When armed opponents are knocked unconscious, they drop their weapons, but the weapons in Mayhem Brawler are extremely strong.
A baseball bat or crowbar only lasts three or four hits, yet that’s plenty to knock down a common opponent or deplete a boss’s health. Guns are less powerful per hit, but they induce a status condition that forces a victim to suffer more damage for a few seconds thereafter.
I appreciate how Mayhem Brawler handles such situations. When a player’s or an opponent’s condition changes, symbols appear above their heads, allowing you to see at a glance if an attack is uninterruptible or whether an adversary has an invincible wake-up option. It’s something I’d love to see in more beat’em ups since it takes a lot of the guessing out of figuring out a strategy.
The stages, on the other hand, are inconsistent, giving Mayhem Brawler an uneven difficulty curve. The genies, in particular, are significantly overtuned, with a body splash that seems to strike half of the screen at once, resulting in an easy 25% damage.

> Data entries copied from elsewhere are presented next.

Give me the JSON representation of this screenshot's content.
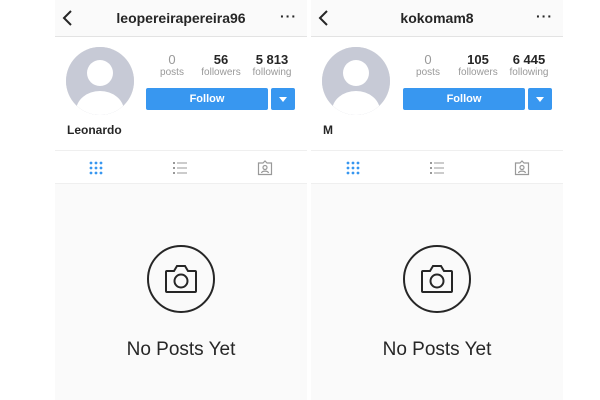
{
  "profiles": [
    {
      "username": "leopereirapereira96",
      "more_label": "···",
      "stats": [
        {
          "num": "0",
          "label": "posts"
        },
        {
          "num": "56",
          "label": "followers"
        },
        {
          "num": "5 813",
          "label": "following"
        }
      ],
      "follow_label": "Follow",
      "full_name": "Leonardo",
      "empty_label": "No Posts Yet"
    },
    {
      "username": "kokomam8",
      "more_label": "···",
      "stats": [
        {
          "num": "0",
          "label": "posts"
        },
        {
          "num": "105",
          "label": "followers"
        },
        {
          "num": "6 445",
          "label": "following"
        }
      ],
      "follow_label": "Follow",
      "full_name": "M",
      "empty_label": "No Posts Yet"
    }
  ],
  "icons": {
    "back": "chevron-left-icon",
    "grid": "grid-icon",
    "list": "list-icon",
    "tagged": "tagged-photos-icon",
    "camera": "camera-icon"
  },
  "colors": {
    "accent": "#3897f0",
    "active_tab": "#3897f0",
    "inactive_tab": "#999999"
  }
}
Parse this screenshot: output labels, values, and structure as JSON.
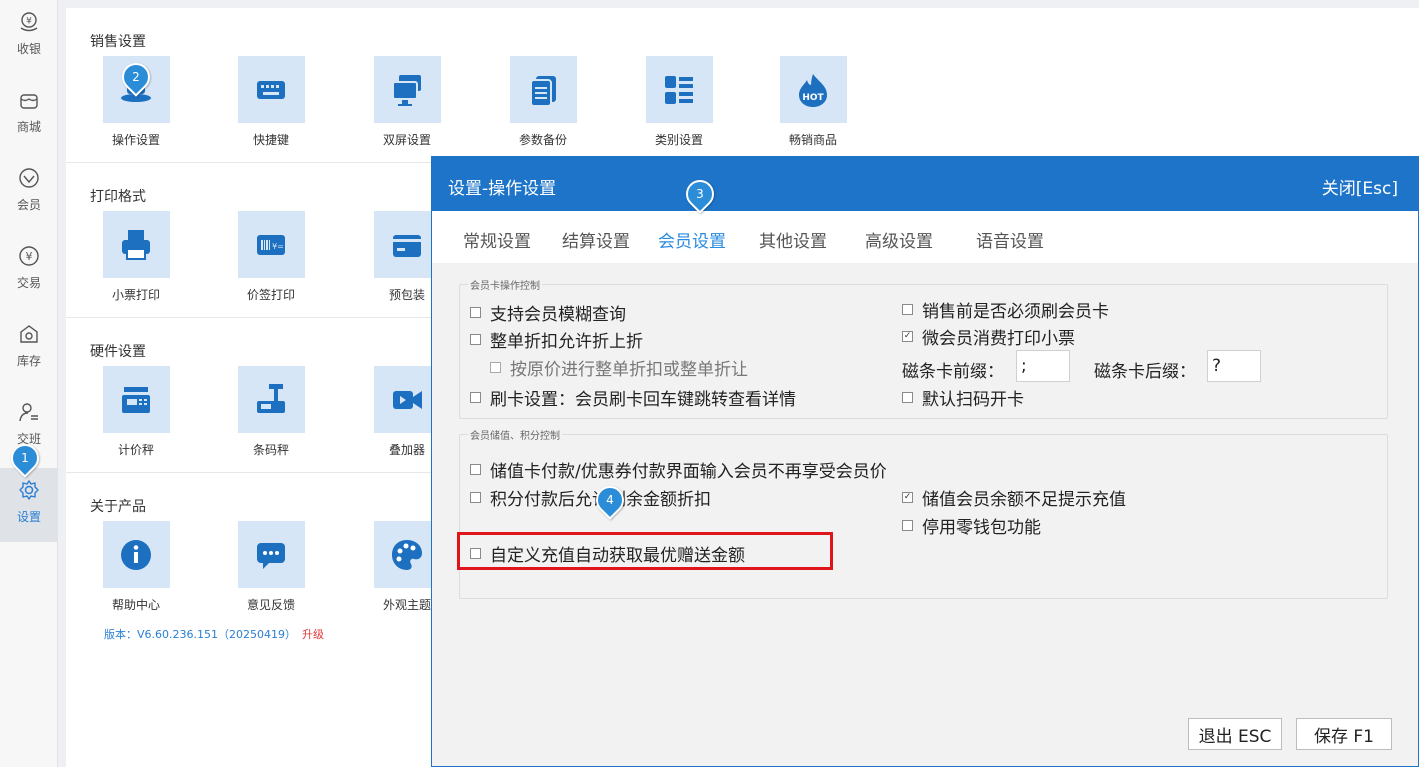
{
  "rail": {
    "items": [
      {
        "label": "收银",
        "icon": "cashier-icon"
      },
      {
        "label": "商城",
        "icon": "shop-icon"
      },
      {
        "label": "会员",
        "icon": "member-icon"
      },
      {
        "label": "交易",
        "icon": "transaction-icon"
      },
      {
        "label": "库存",
        "icon": "inventory-icon"
      },
      {
        "label": "交班",
        "icon": "shift-icon"
      },
      {
        "label": "设置",
        "icon": "gear-icon"
      }
    ]
  },
  "sections": {
    "sales": {
      "title": "销售设置",
      "tiles": [
        "操作设置",
        "快捷键",
        "双屏设置",
        "参数备份",
        "类别设置",
        "畅销商品"
      ]
    },
    "print": {
      "title": "打印格式",
      "tiles": [
        "小票打印",
        "价签打印",
        "预包装"
      ]
    },
    "hardware": {
      "title": "硬件设置",
      "tiles": [
        "计价秤",
        "条码秤",
        "叠加器"
      ]
    },
    "about": {
      "title": "关于产品",
      "tiles": [
        "帮助中心",
        "意见反馈",
        "外观主题"
      ]
    }
  },
  "hot_badge": "HOT",
  "version": {
    "text": "版本：V6.60.236.151（20250419）",
    "upgrade": "升级"
  },
  "dialog": {
    "title": "设置-操作设置",
    "close": "关闭[Esc]",
    "tabs": [
      "常规设置",
      "结算设置",
      "会员设置",
      "其他设置",
      "高级设置",
      "语音设置"
    ],
    "active_tab": "会员设置",
    "group1": {
      "legend": "会员卡操作控制",
      "left": [
        {
          "label": "支持会员模糊查询",
          "checked": false
        },
        {
          "label": "整单折扣允许折上折",
          "checked": false
        },
        {
          "label": "按原价进行整单折扣或整单折让",
          "checked": false,
          "disabled": true
        },
        {
          "label": "刷卡设置：会员刷卡回车键跳转查看详情",
          "checked": false
        }
      ],
      "right": [
        {
          "label": "销售前是否必须刷会员卡",
          "checked": false
        },
        {
          "label": "微会员消费打印小票",
          "checked": true
        },
        {
          "label": "默认扫码开卡",
          "checked": false
        }
      ],
      "prefix_label": "磁条卡前缀：",
      "prefix_value": ";",
      "suffix_label": "磁条卡后缀：",
      "suffix_value": "?"
    },
    "group2": {
      "legend": "会员储值、积分控制",
      "left": [
        {
          "label": "储值卡付款/优惠券付款界面输入会员不再享受会员价",
          "checked": false
        },
        {
          "label": "积分付款后允许剩余金额折扣",
          "checked": false
        },
        {
          "label": "自定义充值自动获取最优赠送金额",
          "checked": false
        }
      ],
      "right": [
        {
          "label": "储值会员余额不足提示充值",
          "checked": true
        },
        {
          "label": "停用零钱包功能",
          "checked": false
        }
      ]
    },
    "buttons": {
      "exit": "退出 ESC",
      "save": "保存 F1"
    }
  },
  "markers": [
    "1",
    "2",
    "3",
    "4"
  ],
  "colors": {
    "accent": "#1d74c8",
    "tile_bg": "#d6e6f6",
    "icon": "#1d6fc0",
    "highlight_box": "#e0141b"
  }
}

It’s also aggravating that you’re always avoiding shots and that your weapons are continually weaker than those held by your opponents.
I wasn’t pleased when I attempted Mayhem Brawler on my own because of all these little annoyances. However, I was astonished by how much the experience increased when I played with a few buddies. While a few levels remain meat grinders, it’s obvious that the whole game was built with co-op in mind, and solo play was at best an afterthought.
Review of Mayhem Brawler – The Bottom Line
- A fairly effective arcade brawler with a lot of fun.
- Co-op for three players
- 3 distinct characters, each having their own set of moves
- It’s a lot better written than you would think.
- A fun multiplayer game that is just a few minutes long.
- It’s not much fun to be alone.
- Unusual balance problems
- A few of shaky animations
- Some of the jokes are completely unintentional.
Mayhem Brawler is a decent game. It’s a perfectly competent arcade beat-’em-up set in an oddly constructed yet intriguing universe. It’s even hilarious at moments, but the writing might be tightened up a little. You could do a lot worse for a cheap indie for your next couch co-op session.
Hero Concepts has created an enjoyable atmosphere and a playable game. Mayhem Brawler 2, with less grating fighting, may be a game changer.
The fact that Streets of Rage 4 exists is its greatest flaw. Mayhem Brawler is solely recommended to individuals who have previously defeated SoR4 and want to go on to something new. When you want steak, I’m not going to give you a hamburger, and I’m not going to suggest Mayhem Brawler over SoR4.[Note: The copy of Mayhem Brawler utilized for this review was supplied by Hero Concept.]
This article broadly covered the following related topics:
- the vale shadow of the crown
- rims racing
- alloy wheels racing
- wheel racing